At the square dance social, everything electronic seems to have stopped working, including a hearing aid, telephone and wrist watches. The next cut away shows a police car pulling up with the siren sounding. Cars run partly upon electricity (to turn the engine over) and would not work. In addition, the siren would not work.
While electronic devices use electricity to operate, not everything that uses electricity is electronic. This is certainly true of automobile starting systems of the era. Since the system was quite simple and isolated in the vehicle, it's possible that it might remain unaffected. Electronic devices were not that common in the early fifties.
The radio reporter records his final lines into his tape recorder. Sylvia and Clayton comment to each other on what the reporter has just said. Yet they are 30 to 40 feet away from the reporter, and nowhere near him. Additionally, there is a lot of hustle and bustle going on between where Clayton, Sylvia and the reporter are standing, so they should not have been able to hear what the reporter said.
(at around 24 mins) A news reporter is describing what he's seeing as he looks in the distance at the site of the alien "meteor." Suddenly there's a bright green light, obviously from the aliens, but the actor (evidently as a reflex) looks up and to his left in the direction of the off-camera light source, and then quickly back to the aliens.
When Dr Forrester enters the first church looking for Sylvia, the doors close behind him automatically. But the door was opened wide enough to show a lack of a pneumatic door mechanism, the only device available in the 50's that could close a door that heavy.
When Forrester is flying the Army plane he and Sylvia found, he's shown (from the pilot's point of view) nearly hitting a tree. The camera then cuts back to him and Sylvia as he steers the plane, then again shifts to the pilot's view as he veers past a hill with the Martian machines suddenly on the right, then steers left toward another tree, which he crashes into - and which is obviously the same shot of the same tree he had been shown almost striking a moment before.
The goof items below may give away important plot points.
As a trained scientist of the 20th century, Dr. Forrester would be aware of the germ theory and the potential for the transmission of deadly micro-organisms between the aliens and humans. Yet, he touches, directly with his hands, both the alien electronic eye, and the Martian's arm protruding from the saucer hatch, without even wearing gloves as a safety precaution.
In the last scene, in the close shot of the war machine's open hatch, one clearly sees the Martian's arm creep slowly across the hatch itself. However, in the reverse angle wide shot through the underside of the war machine of people approaching the Martian, instead of creeping along the hatch, the Martian's arm and wiggling fingers are seen stretching straight out horizontally from the hatch opening, virtually touching the underside of the ship.

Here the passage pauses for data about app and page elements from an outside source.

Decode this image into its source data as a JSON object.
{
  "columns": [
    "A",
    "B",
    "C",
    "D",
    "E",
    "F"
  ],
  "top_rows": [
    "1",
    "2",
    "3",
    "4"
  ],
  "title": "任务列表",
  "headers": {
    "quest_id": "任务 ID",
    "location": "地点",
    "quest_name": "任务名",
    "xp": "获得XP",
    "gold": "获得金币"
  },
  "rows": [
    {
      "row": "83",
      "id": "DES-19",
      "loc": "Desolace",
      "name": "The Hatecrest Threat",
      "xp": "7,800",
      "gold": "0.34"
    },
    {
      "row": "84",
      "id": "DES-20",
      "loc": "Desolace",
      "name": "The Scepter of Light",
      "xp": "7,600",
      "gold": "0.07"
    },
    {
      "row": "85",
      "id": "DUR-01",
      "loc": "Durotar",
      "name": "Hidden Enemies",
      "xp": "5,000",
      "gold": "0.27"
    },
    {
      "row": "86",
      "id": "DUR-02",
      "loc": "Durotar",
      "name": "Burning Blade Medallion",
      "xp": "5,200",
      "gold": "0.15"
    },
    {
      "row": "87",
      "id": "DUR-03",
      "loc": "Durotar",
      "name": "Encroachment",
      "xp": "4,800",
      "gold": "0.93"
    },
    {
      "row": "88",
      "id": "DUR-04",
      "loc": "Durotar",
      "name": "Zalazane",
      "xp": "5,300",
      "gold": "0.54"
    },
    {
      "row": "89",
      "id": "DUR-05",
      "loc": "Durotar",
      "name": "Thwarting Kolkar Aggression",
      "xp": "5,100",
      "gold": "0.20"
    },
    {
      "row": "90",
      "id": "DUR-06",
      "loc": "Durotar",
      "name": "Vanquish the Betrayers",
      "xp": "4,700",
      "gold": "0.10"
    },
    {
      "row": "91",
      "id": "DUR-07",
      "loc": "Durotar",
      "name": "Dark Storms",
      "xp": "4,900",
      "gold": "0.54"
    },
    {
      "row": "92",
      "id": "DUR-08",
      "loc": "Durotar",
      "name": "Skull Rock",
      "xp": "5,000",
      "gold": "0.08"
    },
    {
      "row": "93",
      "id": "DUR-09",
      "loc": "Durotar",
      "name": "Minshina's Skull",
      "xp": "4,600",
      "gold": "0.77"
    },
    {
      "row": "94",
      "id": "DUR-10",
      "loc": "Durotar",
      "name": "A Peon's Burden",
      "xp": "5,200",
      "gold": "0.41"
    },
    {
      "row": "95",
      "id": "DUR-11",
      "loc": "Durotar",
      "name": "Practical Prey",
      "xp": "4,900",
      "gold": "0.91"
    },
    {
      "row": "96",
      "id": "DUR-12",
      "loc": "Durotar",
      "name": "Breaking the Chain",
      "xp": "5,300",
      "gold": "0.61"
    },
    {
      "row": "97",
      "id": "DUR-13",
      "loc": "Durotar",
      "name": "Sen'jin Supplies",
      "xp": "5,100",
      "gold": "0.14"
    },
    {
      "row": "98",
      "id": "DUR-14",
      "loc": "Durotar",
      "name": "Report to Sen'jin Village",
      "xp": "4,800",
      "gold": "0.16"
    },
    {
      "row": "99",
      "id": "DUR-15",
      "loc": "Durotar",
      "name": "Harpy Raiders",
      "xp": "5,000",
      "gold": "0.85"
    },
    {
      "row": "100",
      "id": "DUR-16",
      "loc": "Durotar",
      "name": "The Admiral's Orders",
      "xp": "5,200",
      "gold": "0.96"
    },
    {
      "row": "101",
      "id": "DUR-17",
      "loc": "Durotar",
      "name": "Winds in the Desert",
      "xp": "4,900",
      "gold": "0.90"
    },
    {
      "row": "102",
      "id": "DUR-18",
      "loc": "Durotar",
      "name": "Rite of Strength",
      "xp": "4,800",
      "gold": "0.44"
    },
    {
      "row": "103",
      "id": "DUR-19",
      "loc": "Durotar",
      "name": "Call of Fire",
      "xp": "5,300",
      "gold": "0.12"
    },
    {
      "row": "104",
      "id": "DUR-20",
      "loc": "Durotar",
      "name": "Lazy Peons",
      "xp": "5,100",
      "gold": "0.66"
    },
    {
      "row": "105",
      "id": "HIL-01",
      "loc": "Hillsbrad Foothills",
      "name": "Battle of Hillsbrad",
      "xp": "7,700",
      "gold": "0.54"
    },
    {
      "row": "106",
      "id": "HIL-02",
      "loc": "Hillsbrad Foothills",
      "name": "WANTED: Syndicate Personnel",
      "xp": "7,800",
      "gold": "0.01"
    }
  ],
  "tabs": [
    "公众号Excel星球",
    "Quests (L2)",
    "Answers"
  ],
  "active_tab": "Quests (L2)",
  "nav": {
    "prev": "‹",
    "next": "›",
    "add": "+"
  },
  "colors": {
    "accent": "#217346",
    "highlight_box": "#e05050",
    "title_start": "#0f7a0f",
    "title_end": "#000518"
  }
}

Intellectually, the aliens are clearly much more advanced than human civilization and have seemingly conquered the incredible complexities of interstellar/interplanetary travel. With all their apparent intellectual superiority, isn't it rather odd that they did not consider the obvious possibility (extreme likelihood?) that Earth would harbor microbes adverse to their health?